TASK DETAILS: Please give an exact printout of the records, without any pictures.
- Opening Delimiter -
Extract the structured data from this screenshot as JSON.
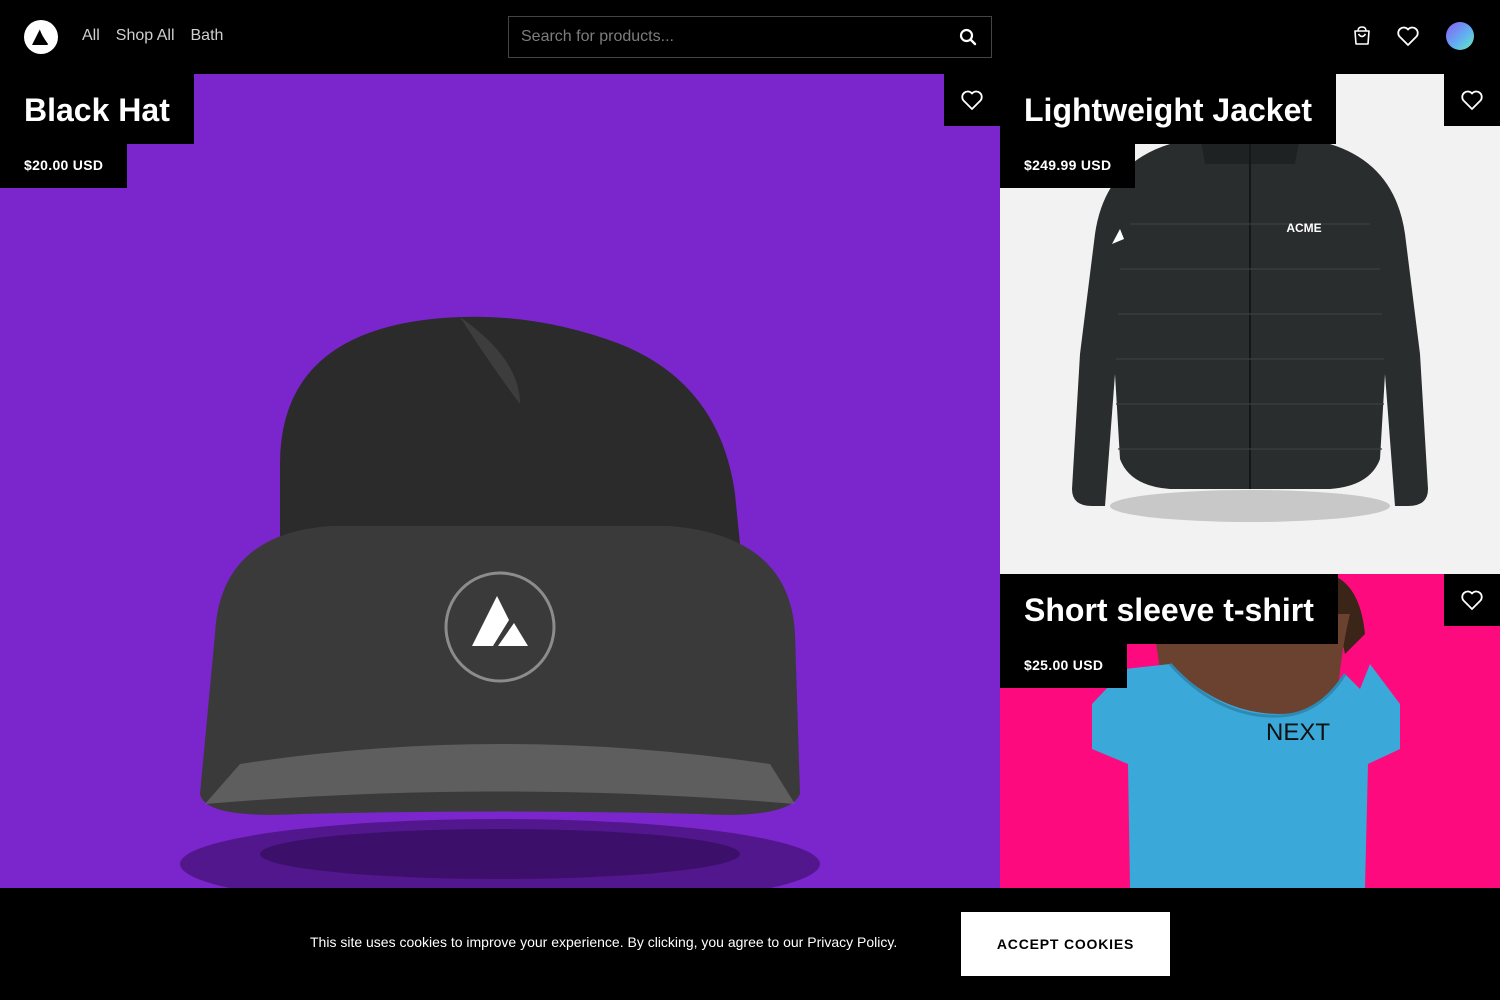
{
  "nav": {
    "links": [
      "All",
      "Shop All",
      "Bath"
    ],
    "search_placeholder": "Search for products...",
    "icons": [
      "logo-icon",
      "search-icon",
      "cart-icon",
      "heart-icon",
      "avatar"
    ]
  },
  "products": [
    {
      "title": "Black Hat",
      "price": "$20.00 USD",
      "bg_color": "#7b25cc",
      "image_logo_text": ""
    },
    {
      "title": "Lightweight Jacket",
      "price": "$249.99 USD",
      "bg_color": "#f2f2f2",
      "image_logo_text": "ACME"
    },
    {
      "title": "Short sleeve t-shirt",
      "price": "$25.00 USD",
      "bg_color": "#fc0a7e",
      "image_logo_text": "NEXT"
    }
  ],
  "cookie": {
    "text": "This site uses cookies to improve your experience. By clicking, you agree to our Privacy Policy.",
    "button_label": "ACCEPT COOKIES"
  },
  "colors": {
    "background": "#000000",
    "hat_bg": "#7b25cc",
    "tshirt_bg": "#fc0a7e",
    "tshirt": "#3aa8d8"
  }
}
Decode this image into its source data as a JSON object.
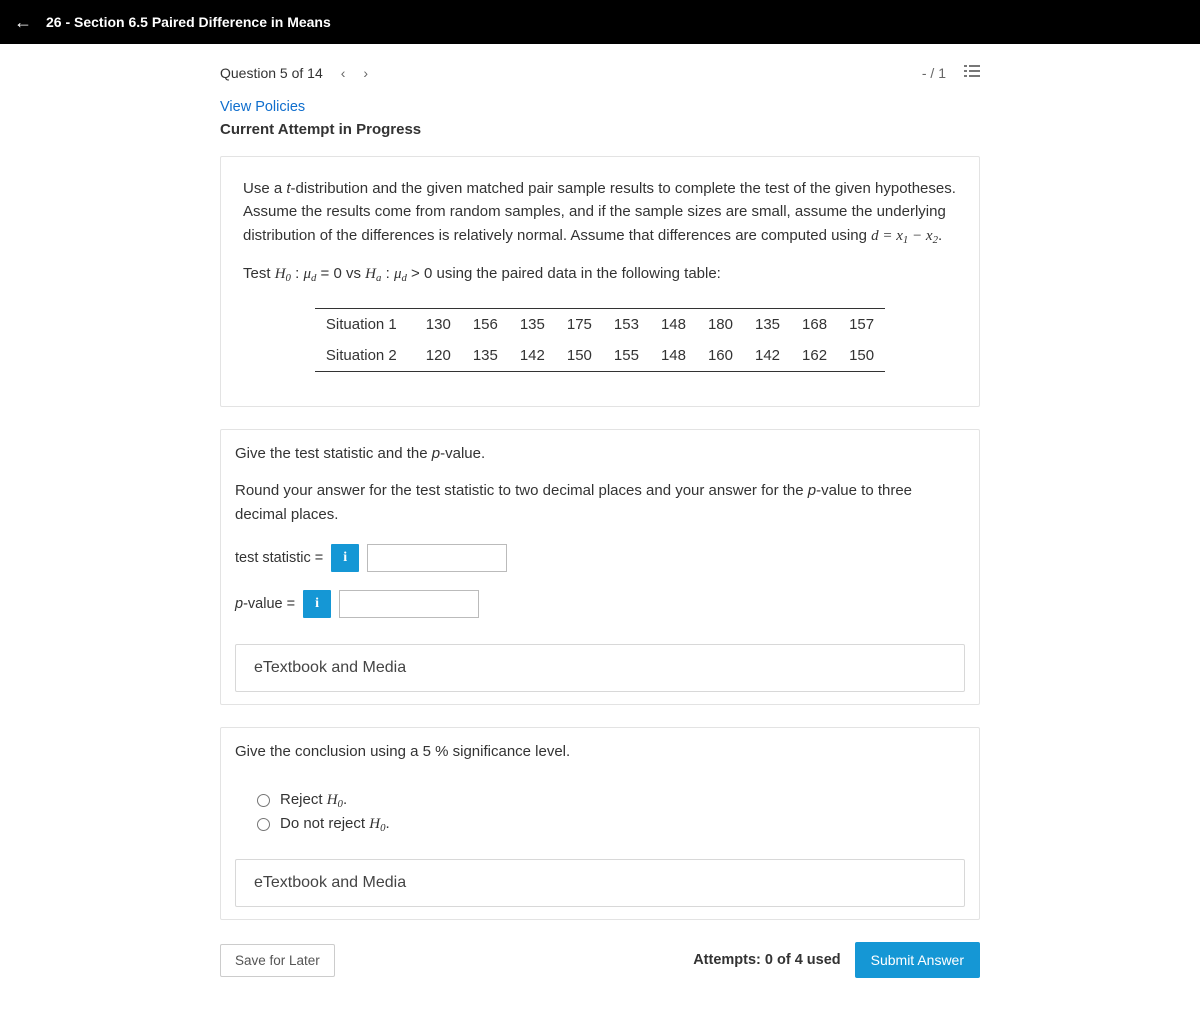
{
  "topbar": {
    "title": "26 - Section 6.5 Paired Difference in Means"
  },
  "nav": {
    "question_label": "Question 5 of 14",
    "score": "- / 1"
  },
  "header": {
    "view_policies": "View Policies",
    "attempt": "Current Attempt in Progress"
  },
  "prompt": {
    "p1_a": "Use a ",
    "p1_b": "t",
    "p1_c": "-distribution and the given matched pair sample results to complete the test of the given hypotheses. Assume the results come from random samples, and if the sample sizes are small, assume the underlying distribution of the differences is relatively normal. Assume that differences are computed using ",
    "p1_d": "d = x",
    "p1_e": " − x",
    "p1_f": ".",
    "p2_a": "Test ",
    "p2_b": " = 0 vs ",
    "p2_c": " > 0 using the paired data in the following table:"
  },
  "table": {
    "row1_label": "Situation 1",
    "row1": [
      "130",
      "156",
      "135",
      "175",
      "153",
      "148",
      "180",
      "135",
      "168",
      "157"
    ],
    "row2_label": "Situation 2",
    "row2": [
      "120",
      "135",
      "142",
      "150",
      "155",
      "148",
      "160",
      "142",
      "162",
      "150"
    ]
  },
  "section2": {
    "line1_a": "Give the test statistic and the ",
    "line1_b": "p",
    "line1_c": "-value.",
    "line2_a": "Round your answer for the test statistic to two decimal places and your answer for the ",
    "line2_b": "p",
    "line2_c": "-value to three decimal places.",
    "ts_label": "test statistic = ",
    "pv_label_a": "p",
    "pv_label_b": "-value = ",
    "etextbook": "eTextbook and Media"
  },
  "section3": {
    "line_a": "Give the conclusion using a 5 % ",
    "line_c": " significance level.",
    "opt1": "Reject ",
    "opt2": "Do not reject ",
    "h0_sub": "0",
    "period": ".",
    "etextbook": "eTextbook and Media"
  },
  "footer": {
    "save": "Save for Later",
    "attempts": "Attempts: 0 of 4 used",
    "submit": "Submit Answer"
  }
}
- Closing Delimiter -
RESULT FOR THIS EXERCISE:
Extract the structured data from this screenshot as JSON.
{
  "nav": {
    "links": [
      "All",
      "Shop All",
      "Bath"
    ],
    "search_placeholder": "Search for products...",
    "icons": [
      "logo-icon",
      "search-icon",
      "cart-icon",
      "heart-icon",
      "avatar"
    ]
  },
  "products": [
    {
      "title": "Black Hat",
      "price": "$20.00 USD",
      "bg_color": "#7b25cc",
      "image_logo_text": ""
    },
    {
      "title": "Lightweight Jacket",
      "price": "$249.99 USD",
      "bg_color": "#f2f2f2",
      "image_logo_text": "ACME"
    },
    {
      "title": "Short sleeve t-shirt",
      "price": "$25.00 USD",
      "bg_color": "#fc0a7e",
      "image_logo_text": "NEXT"
    }
  ],
  "cookie": {
    "text": "This site uses cookies to improve your experience. By clicking, you agree to our Privacy Policy.",
    "button_label": "ACCEPT COOKIES"
  },
  "colors": {
    "background": "#000000",
    "hat_bg": "#7b25cc",
    "tshirt_bg": "#fc0a7e",
    "tshirt": "#3aa8d8"
  }
}
Decode this image into its source data as a JSON object.
{
  "topbar": {
    "title": "26 - Section 6.5 Paired Difference in Means"
  },
  "nav": {
    "question_label": "Question 5 of 14",
    "score": "- / 1"
  },
  "header": {
    "view_policies": "View Policies",
    "attempt": "Current Attempt in Progress"
  },
  "prompt": {
    "p1_a": "Use a ",
    "p1_b": "t",
    "p1_c": "-distribution and the given matched pair sample results to complete the test of the given hypotheses. Assume the results come from random samples, and if the sample sizes are small, assume the underlying distribution of the differences is relatively normal. Assume that differences are computed using ",
    "p1_d": "d = x",
    "p1_e": " − x",
    "p1_f": ".",
    "p2_a": "Test ",
    "p2_b": " = 0 vs ",
    "p2_c": " > 0 using the paired data in the following table:"
  },
  "table": {
    "row1_label": "Situation 1",
    "row1": [
      "130",
      "156",
      "135",
      "175",
      "153",
      "148",
      "180",
      "135",
      "168",
      "157"
    ],
    "row2_label": "Situation 2",
    "row2": [
      "120",
      "135",
      "142",
      "150",
      "155",
      "148",
      "160",
      "142",
      "162",
      "150"
    ]
  },
  "section2": {
    "line1_a": "Give the test statistic and the ",
    "line1_b": "p",
    "line1_c": "-value.",
    "line2_a": "Round your answer for the test statistic to two decimal places and your answer for the ",
    "line2_b": "p",
    "line2_c": "-value to three decimal places.",
    "ts_label": "test statistic = ",
    "pv_label_a": "p",
    "pv_label_b": "-value = ",
    "etextbook": "eTextbook and Media"
  },
  "section3": {
    "line_a": "Give the conclusion using a 5 % ",
    "line_c": " significance level.",
    "opt1": "Reject ",
    "opt2": "Do not reject ",
    "h0_sub": "0",
    "period": ".",
    "etextbook": "eTextbook and Media"
  },
  "footer": {
    "save": "Save for Later",
    "attempts": "Attempts: 0 of 4 used",
    "submit": "Submit Answer"
  }
}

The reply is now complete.